Segment Start: Input data

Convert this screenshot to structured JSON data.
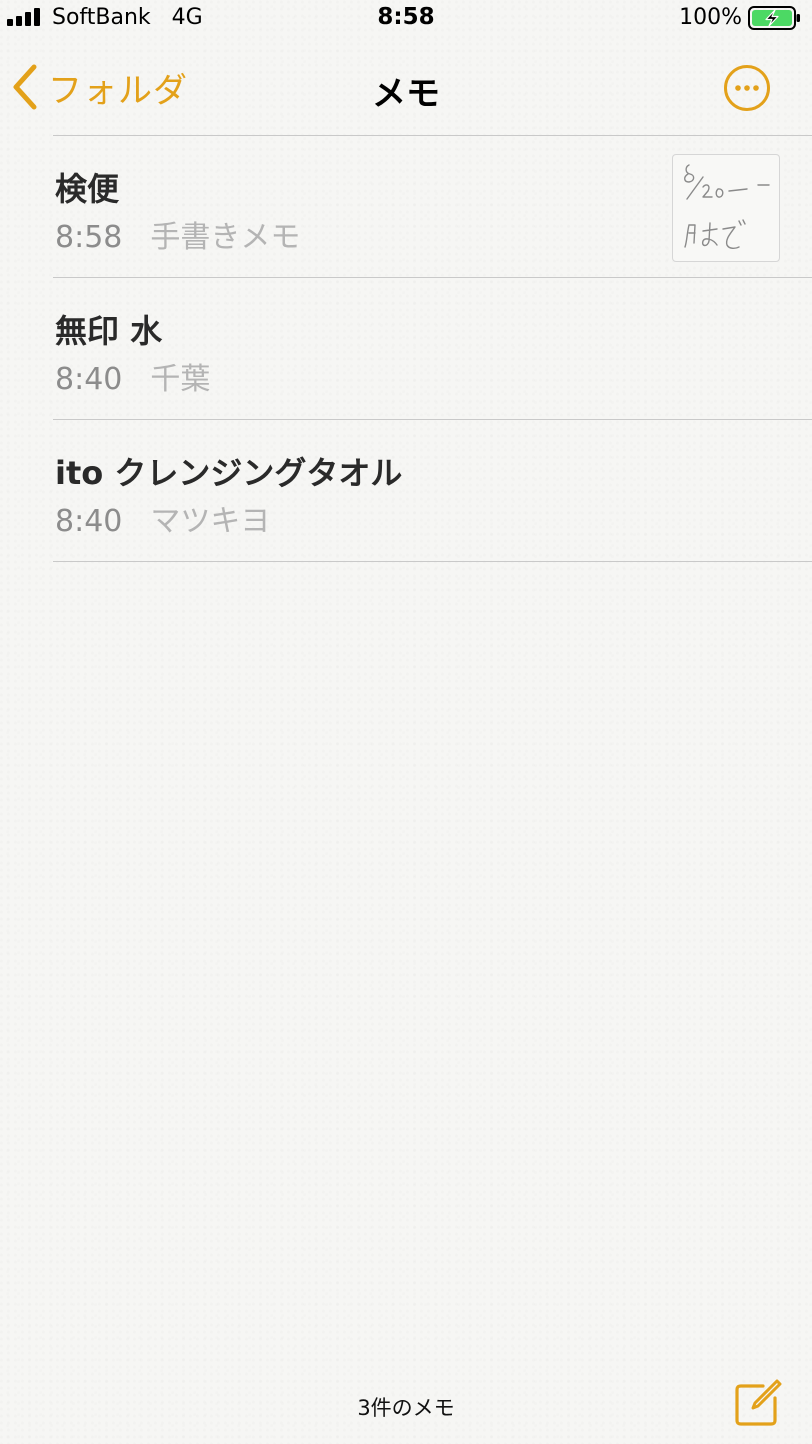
{
  "status_bar": {
    "carrier": "SoftBank",
    "network": "4G",
    "time": "8:58",
    "battery_percent": "100%",
    "battery_state": "charging"
  },
  "nav": {
    "back_label": "フォルダ",
    "title": "メモ",
    "more_icon": "ellipsis-circle-icon"
  },
  "notes": [
    {
      "title": "検便",
      "time": "8:58",
      "preview": "手書きメモ",
      "has_thumbnail": true,
      "thumbnail_icon": "handwriting-thumbnail-icon"
    },
    {
      "title": "無印 水",
      "time": "8:40",
      "preview": "千葉",
      "has_thumbnail": false
    },
    {
      "title": "ito クレンジングタオル",
      "time": "8:40",
      "preview": "マツキヨ",
      "has_thumbnail": false
    }
  ],
  "toolbar": {
    "note_count": "3件のメモ",
    "compose_icon": "compose-icon"
  },
  "colors": {
    "accent": "#e3a11a",
    "background": "#f6f6f4",
    "title_text": "#2a2a2a",
    "time_text": "#8c8c8c",
    "preview_text": "#b4b4b4",
    "divider": "#c9c9c9",
    "battery_fill": "#4cd964"
  }
}
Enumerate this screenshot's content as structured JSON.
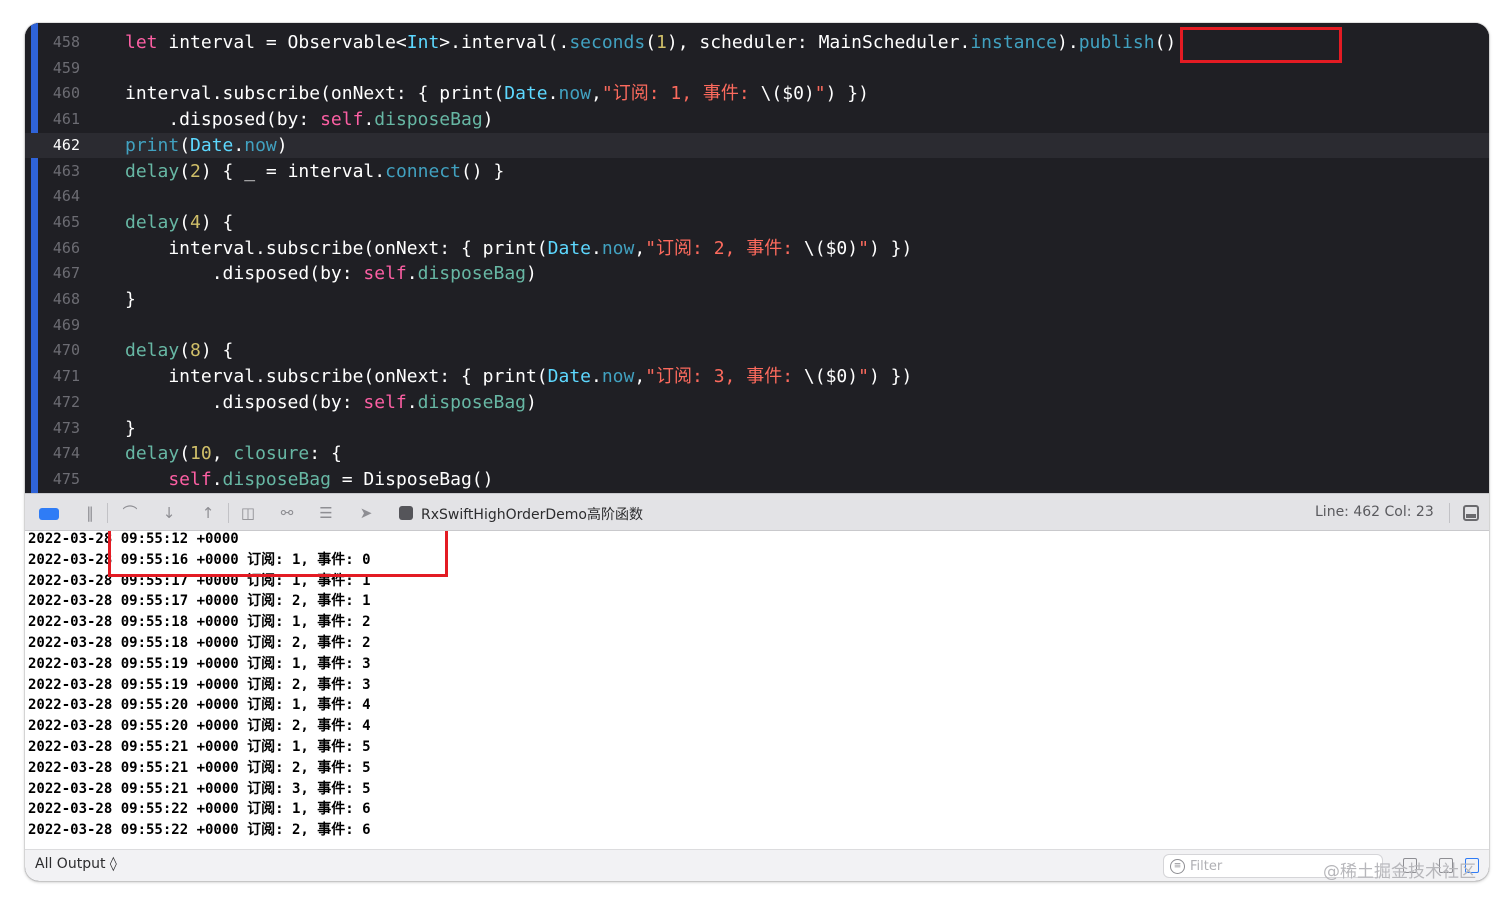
{
  "editor": {
    "current_line": "462",
    "lines": [
      {
        "no": "458",
        "tokens": [
          [
            "kw",
            "let"
          ],
          [
            "plain",
            " interval = Observable<"
          ],
          [
            "type",
            "Int"
          ],
          [
            "plain",
            ">.interval(."
          ],
          [
            "member",
            "seconds"
          ],
          [
            "plain",
            "("
          ],
          [
            "num",
            "1"
          ],
          [
            "plain",
            "), scheduler: MainScheduler."
          ],
          [
            "member",
            "instance"
          ],
          [
            "plain",
            ")."
          ],
          [
            "member",
            "publish"
          ],
          [
            "plain",
            "()"
          ]
        ]
      },
      {
        "no": "459",
        "tokens": []
      },
      {
        "no": "460",
        "tokens": [
          [
            "plain",
            "interval.subscribe(onNext: { print("
          ],
          [
            "type",
            "Date"
          ],
          [
            "plain",
            "."
          ],
          [
            "member",
            "now"
          ],
          [
            "plain",
            ","
          ],
          [
            "str",
            "\"订阅: 1, 事件: "
          ],
          [
            "plain",
            "\\($0)"
          ],
          [
            "str",
            "\""
          ],
          [
            "plain",
            ") })"
          ]
        ]
      },
      {
        "no": "461",
        "tokens": [
          [
            "plain",
            "    .disposed(by: "
          ],
          [
            "kw",
            "self"
          ],
          [
            "plain",
            "."
          ],
          [
            "project",
            "disposeBag"
          ],
          [
            "plain",
            ")"
          ]
        ]
      },
      {
        "no": "462",
        "tokens": [
          [
            "member",
            "print"
          ],
          [
            "plain",
            "("
          ],
          [
            "type",
            "Date"
          ],
          [
            "plain",
            "."
          ],
          [
            "member",
            "now"
          ],
          [
            "plain",
            ")"
          ]
        ]
      },
      {
        "no": "463",
        "tokens": [
          [
            "project",
            "delay"
          ],
          [
            "plain",
            "("
          ],
          [
            "num",
            "2"
          ],
          [
            "plain",
            ") { _ = interval."
          ],
          [
            "member",
            "connect"
          ],
          [
            "plain",
            "() }"
          ]
        ]
      },
      {
        "no": "464",
        "tokens": []
      },
      {
        "no": "465",
        "tokens": [
          [
            "project",
            "delay"
          ],
          [
            "plain",
            "("
          ],
          [
            "num",
            "4"
          ],
          [
            "plain",
            ") {"
          ]
        ]
      },
      {
        "no": "466",
        "tokens": [
          [
            "plain",
            "    interval.subscribe(onNext: { print("
          ],
          [
            "type",
            "Date"
          ],
          [
            "plain",
            "."
          ],
          [
            "member",
            "now"
          ],
          [
            "plain",
            ","
          ],
          [
            "str",
            "\"订阅: 2, 事件: "
          ],
          [
            "plain",
            "\\($0)"
          ],
          [
            "str",
            "\""
          ],
          [
            "plain",
            ") })"
          ]
        ]
      },
      {
        "no": "467",
        "tokens": [
          [
            "plain",
            "        .disposed(by: "
          ],
          [
            "kw",
            "self"
          ],
          [
            "plain",
            "."
          ],
          [
            "project",
            "disposeBag"
          ],
          [
            "plain",
            ")"
          ]
        ]
      },
      {
        "no": "468",
        "tokens": [
          [
            "plain",
            "}"
          ]
        ]
      },
      {
        "no": "469",
        "tokens": []
      },
      {
        "no": "470",
        "tokens": [
          [
            "project",
            "delay"
          ],
          [
            "plain",
            "("
          ],
          [
            "num",
            "8"
          ],
          [
            "plain",
            ") {"
          ]
        ]
      },
      {
        "no": "471",
        "tokens": [
          [
            "plain",
            "    interval.subscribe(onNext: { print("
          ],
          [
            "type",
            "Date"
          ],
          [
            "plain",
            "."
          ],
          [
            "member",
            "now"
          ],
          [
            "plain",
            ","
          ],
          [
            "str",
            "\"订阅: 3, 事件: "
          ],
          [
            "plain",
            "\\($0)"
          ],
          [
            "str",
            "\""
          ],
          [
            "plain",
            ") })"
          ]
        ]
      },
      {
        "no": "472",
        "tokens": [
          [
            "plain",
            "        .disposed(by: "
          ],
          [
            "kw",
            "self"
          ],
          [
            "plain",
            "."
          ],
          [
            "project",
            "disposeBag"
          ],
          [
            "plain",
            ")"
          ]
        ]
      },
      {
        "no": "473",
        "tokens": [
          [
            "plain",
            "}"
          ]
        ]
      },
      {
        "no": "474",
        "tokens": [
          [
            "project",
            "delay"
          ],
          [
            "plain",
            "("
          ],
          [
            "num",
            "10"
          ],
          [
            "plain",
            ", "
          ],
          [
            "project",
            "closure"
          ],
          [
            "plain",
            ": {"
          ]
        ]
      },
      {
        "no": "475",
        "tokens": [
          [
            "kw",
            "    self"
          ],
          [
            "plain",
            "."
          ],
          [
            "project",
            "disposeBag"
          ],
          [
            "plain",
            " = DisposeBag()"
          ]
        ]
      }
    ]
  },
  "debug_bar": {
    "target_name": "RxSwiftHighOrderDemo高阶函数",
    "line_col": "Line: 462  Col: 23",
    "icons": [
      "breakpoints-toggle-icon",
      "pause-icon",
      "step-over-icon",
      "step-into-icon",
      "step-out-icon",
      "view-debugger-icon",
      "memory-graph-icon",
      "environment-overrides-icon",
      "simulate-location-icon"
    ]
  },
  "console": {
    "lines": [
      "2022-03-28 09:55:12 +0000",
      "2022-03-28 09:55:16 +0000 订阅: 1, 事件: 0",
      "2022-03-28 09:55:17 +0000 订阅: 1, 事件: 1",
      "2022-03-28 09:55:17 +0000 订阅: 2, 事件: 1",
      "2022-03-28 09:55:18 +0000 订阅: 1, 事件: 2",
      "2022-03-28 09:55:18 +0000 订阅: 2, 事件: 2",
      "2022-03-28 09:55:19 +0000 订阅: 1, 事件: 3",
      "2022-03-28 09:55:19 +0000 订阅: 2, 事件: 3",
      "2022-03-28 09:55:20 +0000 订阅: 1, 事件: 4",
      "2022-03-28 09:55:20 +0000 订阅: 2, 事件: 4",
      "2022-03-28 09:55:21 +0000 订阅: 1, 事件: 5",
      "2022-03-28 09:55:21 +0000 订阅: 2, 事件: 5",
      "2022-03-28 09:55:21 +0000 订阅: 3, 事件: 5",
      "2022-03-28 09:55:22 +0000 订阅: 1, 事件: 6",
      "2022-03-28 09:55:22 +0000 订阅: 2, 事件: 6"
    ]
  },
  "footer": {
    "output_select": "All Output ◊",
    "filter_placeholder": "Filter",
    "watermark": "@稀土掘金技术社区"
  },
  "colors": {
    "editor_bg": "#1f1f24",
    "keyword": "#fc5fa3",
    "type": "#5dd8ff",
    "member": "#41a1c0",
    "string": "#fc6a5d",
    "number": "#d0bf69",
    "project": "#67b7a4",
    "highlight_box": "#e31b23",
    "accent": "#2f63d8"
  }
}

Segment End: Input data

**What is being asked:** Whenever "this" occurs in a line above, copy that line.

**Answer section:**
Convert this screenshot to structured JSON data.
Enumerate this screenshot's content as structured JSON.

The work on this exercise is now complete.